My copy Neverwhere , by Neil Gaiman As long as I'm going to London, I need to brush up on my London geography, right?  Well, how about my fictional London Below geography?  It's a long time since I read Neverwhere. Richard Mayhew is your average British schlub guy, much like Arthur Dent, but the thing about Richard is that he is kind.  When he trips over an injured girl while on his way to a socially important occasion with his fiancĂ©e, he chooses to help the girl--and soon finds that his ordinary life has evaporated.  He's now an unwilling, bewildered denizen of London Below, where all the forgotten things fall and monsters lurk in the dark. This was Neil Gaiman's first novel, and it didn't start off as a novel at all.  First, it was a BBC mini-series on TV, and aired in 1996.  I've seen it, but it's been a very long time, and now I want to watch it again.  Gaiman then turned it into a novel, which has been through a few different incarnations too

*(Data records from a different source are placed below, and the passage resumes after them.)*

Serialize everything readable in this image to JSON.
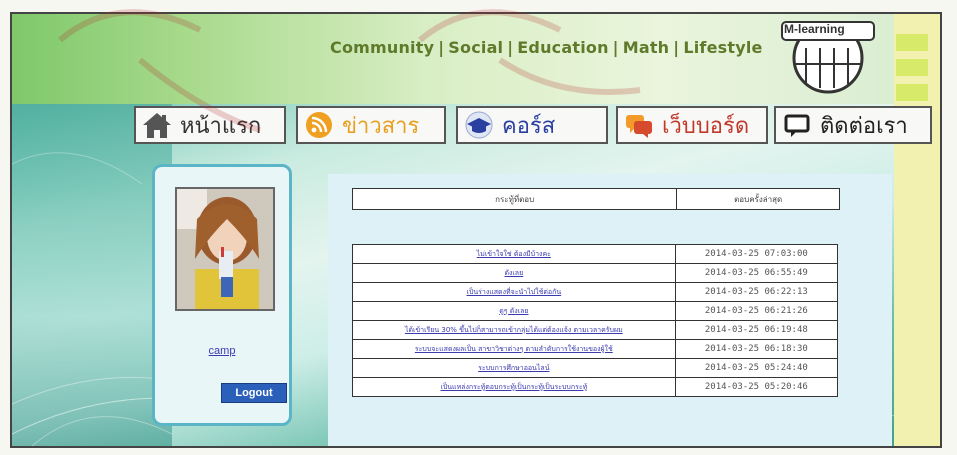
{
  "header": {
    "links": [
      {
        "label": "Community"
      },
      {
        "label": "Social"
      },
      {
        "label": "Education"
      },
      {
        "label": "Math"
      },
      {
        "label": "Lifestyle"
      }
    ],
    "separator": "|",
    "logo_label": "M-learning"
  },
  "nav": {
    "items": [
      {
        "label": "หน้าแรก",
        "icon": "home-icon",
        "color": "#333333"
      },
      {
        "label": "ข่าวสาร",
        "icon": "rss-icon",
        "color": "#e8a020"
      },
      {
        "label": "คอร์ส",
        "icon": "graduation-cap-icon",
        "color": "#2a3fa0"
      },
      {
        "label": "เว็บบอร์ด",
        "icon": "chat-bubbles-icon",
        "color": "#c0392b"
      },
      {
        "label": "ติดต่อเรา",
        "icon": "chat-window-icon",
        "color": "#222222"
      }
    ]
  },
  "profile": {
    "username": "camp",
    "logout_label": "Logout"
  },
  "board": {
    "col_topic": "กระทู้ที่ตอบ",
    "col_date": "ตอบครั้งล่าสุด",
    "rows": [
      {
        "topic": "ไม่เข้าใจใช่ ต้องมีบ้างคะ",
        "date": "2014-03-25 07:03:00"
      },
      {
        "topic": "ดังเลย",
        "date": "2014-03-25 06:55:49"
      },
      {
        "topic": "เป็นร่างแสดงที่จะนำไปใช้ต่อกัน",
        "date": "2014-03-25 06:22:13"
      },
      {
        "topic": "ดูๆ ดังเลย",
        "date": "2014-03-25 06:21:26"
      },
      {
        "topic": "ได้เข้าเรียน 30% ขึ้นไปก็สามารถเข้ากลุ่มได้แต่ต้องแจ้ง ตามเวลาครับผม",
        "date": "2014-03-25 06:19:48"
      },
      {
        "topic": "ระบบจะแสดงผลเป็น สาขาวิชาต่างๆ ตามลำดับการใช้งานของผู้ใช้",
        "date": "2014-03-25 06:18:30"
      },
      {
        "topic": "ระบบการศึกษาออนไลน์",
        "date": "2014-03-25 05:24:40"
      },
      {
        "topic": "เป็นแหล่งกระทู้ตอบกระทู้เป็นกระทู้เป็นระบบกระทู้",
        "date": "2014-03-25 05:20:46"
      }
    ]
  },
  "colors": {
    "header_text": "#5e7a2a",
    "link": "#3b3bb0",
    "logout_bg": "#2a5fba",
    "panel_border": "#5ab5c7"
  }
}
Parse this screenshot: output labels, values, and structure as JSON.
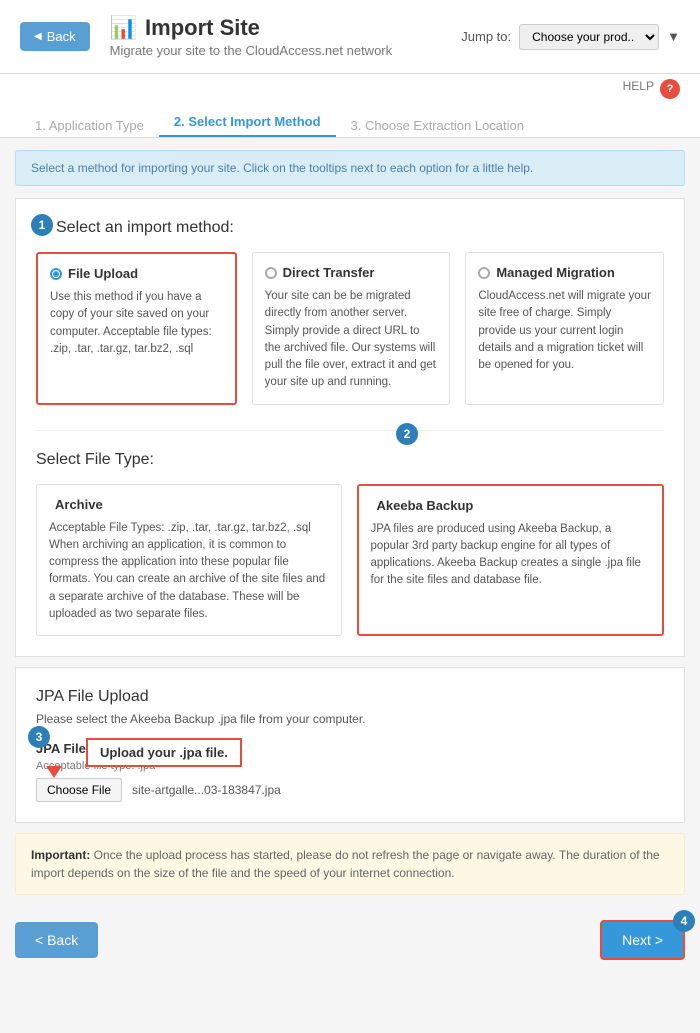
{
  "header": {
    "back_label": "Back",
    "title": "Import Site",
    "subtitle": "Migrate your site to the CloudAccess.net network",
    "jump_to_label": "Jump to:",
    "jump_to_placeholder": "Choose your prod..."
  },
  "help": {
    "label": "HELP"
  },
  "steps": {
    "step1": "1. Application Type",
    "step2": "2. Select Import Method",
    "step3": "3. Choose Extraction Location"
  },
  "info_bar": "Select a method for importing your site. Click on the tooltips next to each option for a little help.",
  "import_method": {
    "title": "Select an import method:",
    "badge": "1",
    "methods": [
      {
        "id": "file_upload",
        "title": "File Upload",
        "selected": true,
        "description": "Use this method if you have a copy of your site saved on your computer. Acceptable file types: .zip, .tar, .tar.gz, tar.bz2, .sql"
      },
      {
        "id": "direct_transfer",
        "title": "Direct Transfer",
        "selected": false,
        "description": "Your site can be be migrated directly from another server. Simply provide a direct URL to the archived file. Our systems will pull the file over, extract it and get your site up and running."
      },
      {
        "id": "managed_migration",
        "title": "Managed Migration",
        "selected": false,
        "description": "CloudAccess.net will migrate your site free of charge. Simply provide us your current login details and a migration ticket will be opened for you."
      }
    ]
  },
  "file_type": {
    "title": "Select File Type:",
    "badge": "2",
    "types": [
      {
        "id": "archive",
        "title": "Archive",
        "selected": false,
        "description": "Acceptable File Types: .zip, .tar, .tar.gz, tar.bz2, .sql When archiving an application, it is common to compress the application into these popular file formats. You can create an archive of the site files and a separate archive of the database. These will be uploaded as two separate files."
      },
      {
        "id": "akeeba",
        "title": "Akeeba Backup",
        "selected": true,
        "description": "JPA files are produced using Akeeba Backup, a popular 3rd party backup engine for all types of applications. Akeeba Backup creates a single .jpa file for the site files and database file."
      }
    ]
  },
  "jpa_upload": {
    "title": "JPA File Upload",
    "subtitle": "Please select the Akeeba Backup .jpa file from your computer.",
    "field_label": "JPA File",
    "field_hint": "Acceptable file type: .jpa",
    "choose_file_label": "Choose File",
    "file_name": "site-artgalle...03-183847.jpa",
    "tooltip_text": "Upload your .jpa file.",
    "badge": "3"
  },
  "important_notice": {
    "prefix": "Important:",
    "text": " Once the upload process has started, please do not refresh the page or navigate away. The duration of the import depends on the size of the file and the speed of your internet connection."
  },
  "footer": {
    "back_label": "< Back",
    "next_label": "Next >",
    "next_badge": "4"
  }
}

Classics Spin #13!

You know I haven't missed a Spin yet, and it's time for lucky Spin #13.  Being nowhere near my computer and having only a tablet to compose upon shouldn't be a problem, right?  Well, we shall see....  William Faulkner, Light in August. “Our Town,” Thornton Wilder  On the Origin of Species, Charles Darwin Lao Tzu, China, The Tao Te Ching Berthold Brecht, Germany, The Threepenny Opera Thomas Mann, Germany, The Magic Mountain. The Conference of the Birds  Gregory of Tours, History of the Franks Pope St. Gregory I, Pastoral Care  Gunter Grass, The Tin Drum Feodor Dostoevsky, Russia, The Possessed Kalidasa, The Loom of Time. Pensees, Pascal John Locke, An Essay Concerning Human Understanding “Why We Can’t Wait,” Martin Luther King Jr.  Cesar Vallejo, Poemas Humanos.  William Faulkner, Light in August. Origin of Species Our Town The Magic Mountain I'm running out of titles, and I was kind of thinking of reworking my Latin American section, so I've

Before We Visit the Goddess

Before We Visit the Goddess, by Chitra Banerjee Divakaruni As a long-time fan of Divakaruni, I have been excited about this new book for a while.  And it lived up to everything I could hope for; it's a lovely novel.  But it's not really quite a novel, actually--Divakaruni wanted to offer different perspectives, and it's written as nine short stories spanning nearly sixty years, each from a different person's point of view.  It's a technical feat that acts as a prism, showing us shades and nuances we could never see otherwise--and also shows the author's impressive power.  She's better than she's ever been, so I hope there will be many more books. The focus is three generations of women: Sabitri, a Bengali sweet-maker, her daughter Bela, who elopes to the United States, and Bela's daughter Tara, who is having a difficult time figuring out her life--as they all do.  Each of them make choices that bring far-reaching consequences, and often they'